Lupus is a chronic and complex autoimmune disease that can affect almost any part of the body, causing widespread inflammation and sometimes tissue and organ damage. While the signs of lupus vary, the most affected areas include joints, skin, the brain, lungs, kidneys, and blood vessels. Currently, scientists do not know what causes lupus, although research indicates that genetics, environmental factors, viruses, and infections all may play a role. Although anyone can get lupus, the disease most often affects women.
Common Symptoms of Lupus
Because lupus can affect so many different areas of the body, there is a wide range of symptoms that can vary from person to person. For instance, one person might experience fever and a rash while another might suffer from swollen knees and feel tired all the time. In general, lupus symptoms come and go in flare-ups and remissions. Over time, new symptoms can develop while other symptoms might subside. The following are some of the more commonly reported symptoms of lupus:
- Muscle and joint pain with stiffness, with or without swelling
- Rashes, especially a butterfly-shaped rash across the face
- Chest pain
- Hair loss
- Sun or light sensitivity
- Kidney problems
- Mouth sores
- Prolonged or extreme fatigue
- Memory problems
- Blood clots in the legs or the lungs
- Eye issues such as dry eyes, eye inflammation, or eyelid rashes
Given the far-reaching nature of the disease, lupus is difficult to diagnose. Doctors use a combination of a complete medical history, a physical exam, blood tests, and skin and kidney biopsies if those areas are affected. Rheumatologists specialize in the diagnosis and treatment of diseases that affect the muscles, bones, joints, ligaments, and tendons, so they have a lot of experience in working with patients who have lupus.
Treatment Options for Lupus
Although there is no cure for lupus, treatment can help improve symptoms, prevent flare-ups, and address other health problems that lupus might cause, like organ damage or blood clots, providing a better quality of life. Depending on how lupus affects the individual, different types of medication may be used.
- Non-steroidal anti-inflammatory drugs (NSAIDs) help reduce mild pain as well as swelling of the muscles and joints
- Corticosteroids such as prednisone may reduce swelling, tenderness, and pain; high doses can also calm the entire immune system
- Antimalarial drugs can help treat joint pain, skin rashes, fatigue, and lung inflammation
- BLyS-specific inhibitors limit the amount of abnormal B cells found in people with lupus

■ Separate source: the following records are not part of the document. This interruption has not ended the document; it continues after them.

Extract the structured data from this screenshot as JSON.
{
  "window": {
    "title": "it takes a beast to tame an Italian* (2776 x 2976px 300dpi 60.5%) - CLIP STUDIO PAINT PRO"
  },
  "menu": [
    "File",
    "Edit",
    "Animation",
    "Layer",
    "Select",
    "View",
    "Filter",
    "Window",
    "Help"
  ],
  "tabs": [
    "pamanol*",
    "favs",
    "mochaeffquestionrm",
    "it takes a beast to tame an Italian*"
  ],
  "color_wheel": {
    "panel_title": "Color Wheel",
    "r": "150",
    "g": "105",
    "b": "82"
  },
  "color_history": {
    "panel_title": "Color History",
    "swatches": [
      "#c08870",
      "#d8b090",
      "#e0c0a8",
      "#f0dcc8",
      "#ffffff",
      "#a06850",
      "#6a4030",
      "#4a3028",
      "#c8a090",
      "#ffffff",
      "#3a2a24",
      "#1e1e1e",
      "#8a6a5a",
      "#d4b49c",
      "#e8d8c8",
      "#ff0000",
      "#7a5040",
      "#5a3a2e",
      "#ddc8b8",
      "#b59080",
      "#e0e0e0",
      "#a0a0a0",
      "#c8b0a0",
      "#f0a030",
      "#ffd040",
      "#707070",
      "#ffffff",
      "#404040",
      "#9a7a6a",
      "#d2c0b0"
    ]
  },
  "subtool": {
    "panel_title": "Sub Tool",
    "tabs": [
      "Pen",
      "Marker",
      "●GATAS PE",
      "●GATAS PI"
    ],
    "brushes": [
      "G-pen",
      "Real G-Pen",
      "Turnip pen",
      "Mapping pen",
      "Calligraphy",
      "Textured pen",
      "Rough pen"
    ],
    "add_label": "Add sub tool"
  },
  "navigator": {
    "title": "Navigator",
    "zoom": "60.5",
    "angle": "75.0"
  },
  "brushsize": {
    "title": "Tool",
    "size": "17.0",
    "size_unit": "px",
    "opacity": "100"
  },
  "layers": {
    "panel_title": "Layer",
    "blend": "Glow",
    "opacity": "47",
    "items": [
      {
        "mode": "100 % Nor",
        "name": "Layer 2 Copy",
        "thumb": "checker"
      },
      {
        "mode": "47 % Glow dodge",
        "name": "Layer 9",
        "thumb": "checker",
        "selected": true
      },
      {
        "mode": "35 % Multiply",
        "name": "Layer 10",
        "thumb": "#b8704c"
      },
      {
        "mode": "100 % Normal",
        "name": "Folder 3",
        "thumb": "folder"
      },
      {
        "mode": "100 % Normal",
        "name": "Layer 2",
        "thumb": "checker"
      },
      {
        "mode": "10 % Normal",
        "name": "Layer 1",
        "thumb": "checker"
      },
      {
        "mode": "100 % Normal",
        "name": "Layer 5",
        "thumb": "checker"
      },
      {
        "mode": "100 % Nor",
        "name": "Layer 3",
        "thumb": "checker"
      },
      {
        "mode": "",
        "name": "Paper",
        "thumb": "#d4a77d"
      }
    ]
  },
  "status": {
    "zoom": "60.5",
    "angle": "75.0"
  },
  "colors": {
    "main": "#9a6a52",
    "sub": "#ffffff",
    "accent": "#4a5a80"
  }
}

- Immunosuppressive agents/chemotherapy can be used in severe cases of lupus when major organs are affected and other treatment is ineffective
- Other medication, such as blood pressure medication or blood thinners, is sometimes necessary to treat other diseases linked to lupus
Are You Having Signs of Lupus? We can help.
At Advanced Rheumatology of Houston, we have a team of dedicated, compassionate specialists ready to discuss your lupus symptoms and treatment options. We understand that lupus affects each patient differently, and we will work with you to determine the most appropriate treatment and health management plan. Working together, we want to help provide the best quality of life possible for you. Please call us today at (281) 766-7886 to schedule an appointment.